Sunday, March 2, 2008

Who's in the Driver's Seat?

Another nice sunny Sunday and I was able to ride Bombay and Lostine, and work Gabbrielle in the round pen. While riding I found that both horses were either anticipating what I wanted, or they were reading my mind, because they kept doing what I was thinking before I gave them any physical or verbal cue. This is the phenomenon I mention in my description of this blog site: The way in which horses mirror our thoughts even before we know we are thinking them.

Some people argue that we really are giving the horse some subtle physical cue as we are thinking the thought. I like to believe that horses really can read our minds. It's an encouraging idea that we can be that connected to an animal.

However, I really prefer that the horses wait until I give them the physical or verbal cue. I have a wandering mind and am sometimes just thinking through various exercises I can do with them, but I haven't necessarily made up my mind which exercise to do. It is alarming to have the horses doing those exercises as I am considering doing them.

I recognized that the problem was that I was not giving any physical or verbal cue at the time I was thinking of another exercise. That left the door open for the horse to do what I was thinking. I was spending too much time relaxing as a passenger, rather than giving active direction to the horse.

So I spent most of my riding time giving physical and verbal cues to keep the horse on the current task rather then jumping into whatever task I have in mind for the future. If I was thinking about doing a figure 8 around some obstacles, I held the horse's head straight with equal rein pressure and kept my legs even on both sides so that the horse would continue to move forward in a straight line. Then when I was ready for the figure 8, I laid the outside rein against the neck and squeezed with the inside leg to start the turn.

It is nice to know that I don't have to deliver all these physical cues, but I do want the horses to understand that I am in the driver's seat. They don't decide when to turn, when to back up, and when to change speeds. That's my job.


The People History said...

hhmm well as rather or i should say very very unaclompished rider I can not get past the point of just making them go or stop and even then I must have the "Worst Seat" in the world because I end up with my boys bits black and blue and of course Callie has tried and tried to teach me but I am bloody hopeless . So if your horse knows what your thinking maybe I can catch that trick life would be so much better

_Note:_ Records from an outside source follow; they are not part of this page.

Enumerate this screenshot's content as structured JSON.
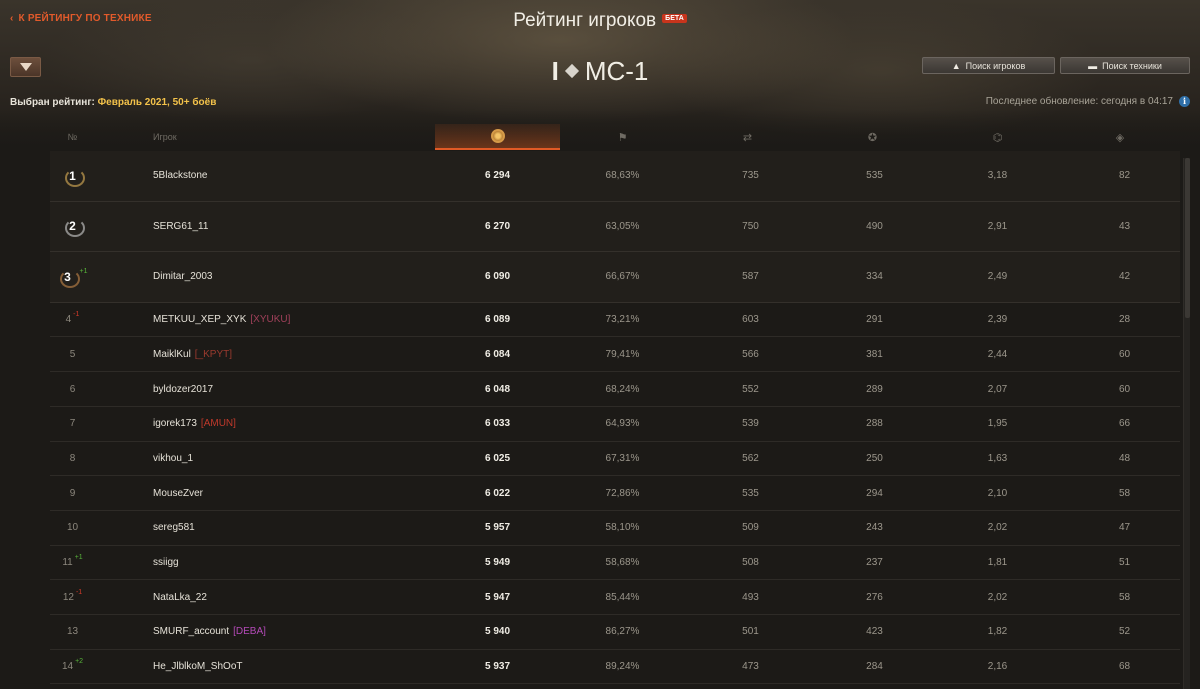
{
  "header": {
    "back_label": "К РЕЙТИНГУ ПО ТЕХНИКЕ",
    "title": "Рейтинг игроков",
    "beta_badge": "БЕТА",
    "vehicle_tier": "I",
    "vehicle_name": "МС-1",
    "search_players_label": "Поиск игроков",
    "search_vehicles_label": "Поиск техники"
  },
  "status": {
    "selected_prefix": "Выбран рейтинг:",
    "selected_value": "Февраль 2021, 50+ боёв",
    "last_update": "Последнее обновление: сегодня в 04:17"
  },
  "columns": {
    "rank": "№",
    "player": "Игрок",
    "icons": [
      "rating-medal-icon",
      "flag-icon",
      "damage-icon",
      "star-icon",
      "tank-kills-icon",
      "spotted-icon"
    ]
  },
  "colors": {
    "accent": "#e05a26",
    "gold": "#f3c24a",
    "delta_up": "#58b63a",
    "delta_down": "#d23a2a"
  },
  "rows": [
    {
      "rank": "1",
      "medal": "1",
      "delta": "",
      "delta_dir": "",
      "player": "5Blackstone",
      "clan": "",
      "clan_color": "",
      "rating": "6 294",
      "wins": "68,63%",
      "damage": "735",
      "exp": "535",
      "kills": "3,18",
      "spotted": "82"
    },
    {
      "rank": "2",
      "medal": "2",
      "delta": "",
      "delta_dir": "",
      "player": "SERG61_11",
      "clan": "",
      "clan_color": "",
      "rating": "6 270",
      "wins": "63,05%",
      "damage": "750",
      "exp": "490",
      "kills": "2,91",
      "spotted": "43"
    },
    {
      "rank": "3",
      "medal": "3",
      "delta": "+1",
      "delta_dir": "up",
      "player": "Dimitar_2003",
      "clan": "",
      "clan_color": "",
      "rating": "6 090",
      "wins": "66,67%",
      "damage": "587",
      "exp": "334",
      "kills": "2,49",
      "spotted": "42"
    },
    {
      "rank": "4",
      "medal": "",
      "delta": "-1",
      "delta_dir": "down",
      "player": "METKUU_XEP_XYK",
      "clan": "[XYUKU]",
      "clan_color": "#a0405a",
      "rating": "6 089",
      "wins": "73,21%",
      "damage": "603",
      "exp": "291",
      "kills": "2,39",
      "spotted": "28"
    },
    {
      "rank": "5",
      "medal": "",
      "delta": "",
      "delta_dir": "",
      "player": "MaiklKul",
      "clan": "[_KPYT]",
      "clan_color": "#9a3a2e",
      "rating": "6 084",
      "wins": "79,41%",
      "damage": "566",
      "exp": "381",
      "kills": "2,44",
      "spotted": "60"
    },
    {
      "rank": "6",
      "medal": "",
      "delta": "",
      "delta_dir": "",
      "player": "byldozer2017",
      "clan": "",
      "clan_color": "",
      "rating": "6 048",
      "wins": "68,24%",
      "damage": "552",
      "exp": "289",
      "kills": "2,07",
      "spotted": "60"
    },
    {
      "rank": "7",
      "medal": "",
      "delta": "",
      "delta_dir": "",
      "player": "igorek173",
      "clan": "[AMUN]",
      "clan_color": "#c0392b",
      "rating": "6 033",
      "wins": "64,93%",
      "damage": "539",
      "exp": "288",
      "kills": "1,95",
      "spotted": "66"
    },
    {
      "rank": "8",
      "medal": "",
      "delta": "",
      "delta_dir": "",
      "player": "vikhou_1",
      "clan": "",
      "clan_color": "",
      "rating": "6 025",
      "wins": "67,31%",
      "damage": "562",
      "exp": "250",
      "kills": "1,63",
      "spotted": "48"
    },
    {
      "rank": "9",
      "medal": "",
      "delta": "",
      "delta_dir": "",
      "player": "MouseZver",
      "clan": "",
      "clan_color": "",
      "rating": "6 022",
      "wins": "72,86%",
      "damage": "535",
      "exp": "294",
      "kills": "2,10",
      "spotted": "58"
    },
    {
      "rank": "10",
      "medal": "",
      "delta": "",
      "delta_dir": "",
      "player": "sereg581",
      "clan": "",
      "clan_color": "",
      "rating": "5 957",
      "wins": "58,10%",
      "damage": "509",
      "exp": "243",
      "kills": "2,02",
      "spotted": "47"
    },
    {
      "rank": "11",
      "medal": "",
      "delta": "+1",
      "delta_dir": "up",
      "player": "ssiigg",
      "clan": "",
      "clan_color": "",
      "rating": "5 949",
      "wins": "58,68%",
      "damage": "508",
      "exp": "237",
      "kills": "1,81",
      "spotted": "51"
    },
    {
      "rank": "12",
      "medal": "",
      "delta": "-1",
      "delta_dir": "down",
      "player": "NataLka_22",
      "clan": "",
      "clan_color": "",
      "rating": "5 947",
      "wins": "85,44%",
      "damage": "493",
      "exp": "276",
      "kills": "2,02",
      "spotted": "58"
    },
    {
      "rank": "13",
      "medal": "",
      "delta": "",
      "delta_dir": "",
      "player": "SMURF_account",
      "clan": "[DEBA]",
      "clan_color": "#b44ab8",
      "rating": "5 940",
      "wins": "86,27%",
      "damage": "501",
      "exp": "423",
      "kills": "1,82",
      "spotted": "52"
    },
    {
      "rank": "14",
      "medal": "",
      "delta": "+2",
      "delta_dir": "up",
      "player": "He_JlblkoM_ShOoT",
      "clan": "",
      "clan_color": "",
      "rating": "5 937",
      "wins": "89,24%",
      "damage": "473",
      "exp": "284",
      "kills": "2,16",
      "spotted": "68"
    }
  ]
}
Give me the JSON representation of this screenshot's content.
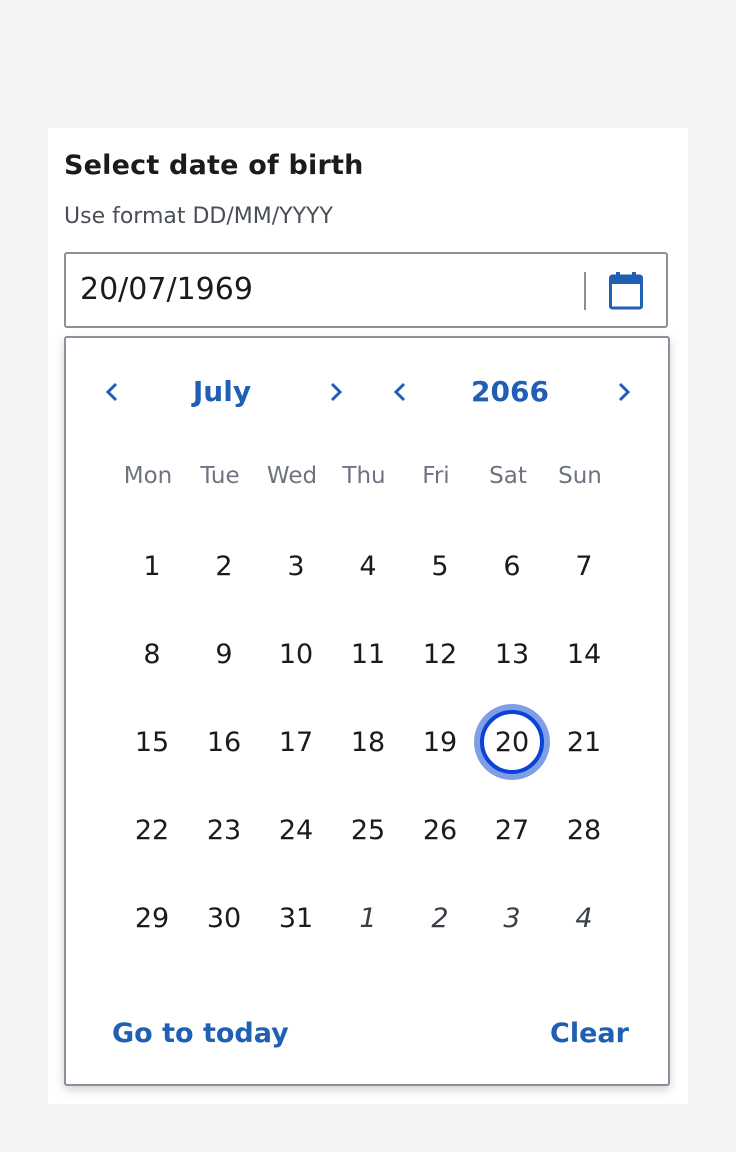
{
  "field": {
    "label": "Select date of birth",
    "hint": "Use format DD/MM/YYYY",
    "value": "20/07/1969"
  },
  "calendar": {
    "month": "July",
    "year": "2066",
    "weekdays": [
      "Mon",
      "Tue",
      "Wed",
      "Thu",
      "Fri",
      "Sat",
      "Sun"
    ],
    "selected_day": "20",
    "days": [
      {
        "label": "1",
        "current": true
      },
      {
        "label": "2",
        "current": true
      },
      {
        "label": "3",
        "current": true
      },
      {
        "label": "4",
        "current": true
      },
      {
        "label": "5",
        "current": true
      },
      {
        "label": "6",
        "current": true
      },
      {
        "label": "7",
        "current": true
      },
      {
        "label": "8",
        "current": true
      },
      {
        "label": "9",
        "current": true
      },
      {
        "label": "10",
        "current": true
      },
      {
        "label": "11",
        "current": true
      },
      {
        "label": "12",
        "current": true
      },
      {
        "label": "13",
        "current": true
      },
      {
        "label": "14",
        "current": true
      },
      {
        "label": "15",
        "current": true
      },
      {
        "label": "16",
        "current": true
      },
      {
        "label": "17",
        "current": true
      },
      {
        "label": "18",
        "current": true
      },
      {
        "label": "19",
        "current": true
      },
      {
        "label": "20",
        "current": true
      },
      {
        "label": "21",
        "current": true
      },
      {
        "label": "22",
        "current": true
      },
      {
        "label": "23",
        "current": true
      },
      {
        "label": "24",
        "current": true
      },
      {
        "label": "25",
        "current": true
      },
      {
        "label": "26",
        "current": true
      },
      {
        "label": "27",
        "current": true
      },
      {
        "label": "28",
        "current": true
      },
      {
        "label": "29",
        "current": true
      },
      {
        "label": "30",
        "current": true
      },
      {
        "label": "31",
        "current": true
      },
      {
        "label": "1",
        "current": false
      },
      {
        "label": "2",
        "current": false
      },
      {
        "label": "3",
        "current": false
      },
      {
        "label": "4",
        "current": false
      }
    ],
    "go_to_today_label": "Go to today",
    "clear_label": "Clear"
  },
  "icons": {
    "calendar": "calendar-icon",
    "prev": "chevron-left-icon",
    "next": "chevron-right-icon"
  },
  "colors": {
    "accent": "#1f5fb4",
    "selected_ring": "#0a43d6",
    "selected_halo": "#7f9ee5",
    "border": "#8a9099"
  }
}
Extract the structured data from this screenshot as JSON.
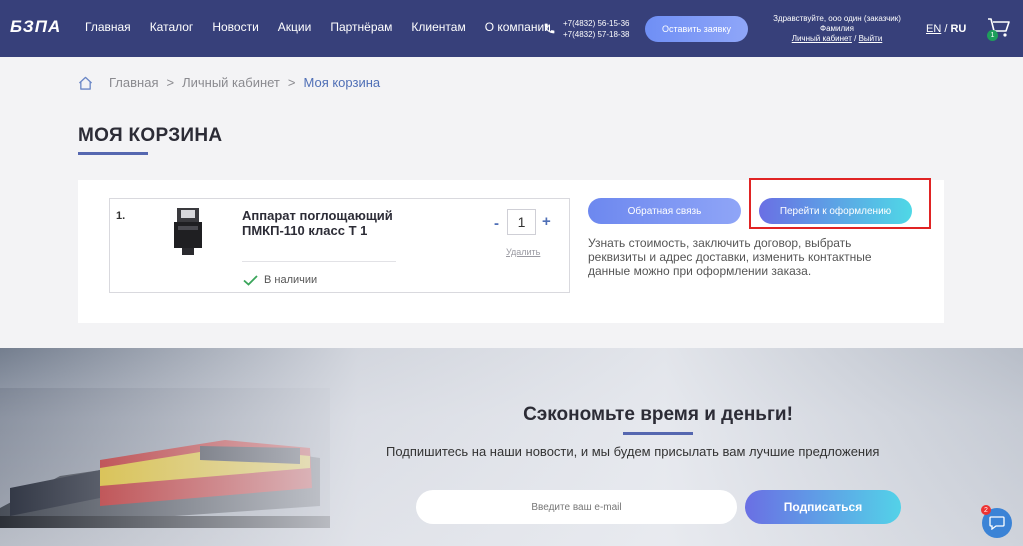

All the best

Callie said...

Nice post!

jdp said...

It's funny, you wouldn't think it would be that hard to remember to RIDE the horse, not just be a passenger, but it takes so much focus. I catch myself thinking ahead all the time, and then wonder why we're drifting or doing the 'drunken sailor.'

Mrs Mom said...

I have always said that the horse knows your intention from the moment they see you step into the paddock. So, knowing that it carries over to under saddle as well is both an advantage AND a pain in the butt! ;)

My old Appy and I had such an amazing connection. I would think it, he would do it, and folks would just wonder HOW we did it. I still to this day can not honeslty say I "have the answer" to that one, but boy what a thrill it was! Its hard too, when schooling a hrose for someone else, I have to be careful and NOT allow that to happen-- the owner / rider has to be the one driving (as you say,) and the horse can not rely on my brain alone to give direction. That has been SO hard to learn over the years! I would get phone calls asking how come the horse was looking at them like they were nuts, while I could get them to do what was needed with out visibly DOING anything... LOL

When it comes to horses, there is so much more than meets the eye! ;)

Rising Rainbow said...

And some people think they are stupid animals. Who does that make stupid?? lol

Nuzzling Muzzles said...

Steve - I'm not the greatest rider myself. In fact, I flat out stink at times.

Callie - Thanks!

jdp - Riding does take focus, especially when some horses come with automatic pilot or cruise control.

Mom - I'm so glad that you can confirm that the same thing has happened to you.

RR - Sometimes I think my Arabs are smarter than I am.

Twinville said...

Can I just say what a breath of fresh air it is here to read that not everyone is born with the ability to ride and understand horses perfectly without fault?

I've met so many 'horse folk' that act and speak like they are the open bibles of horsemanship.

It's mostly very intimidating to me to be around people like that because I always feel so inadequate.

What a relief reading here that many people still believe that one cannot know everything in regards to horses and that every horse is unique and even relationships with various horse/rider/owner combinations can be so very different.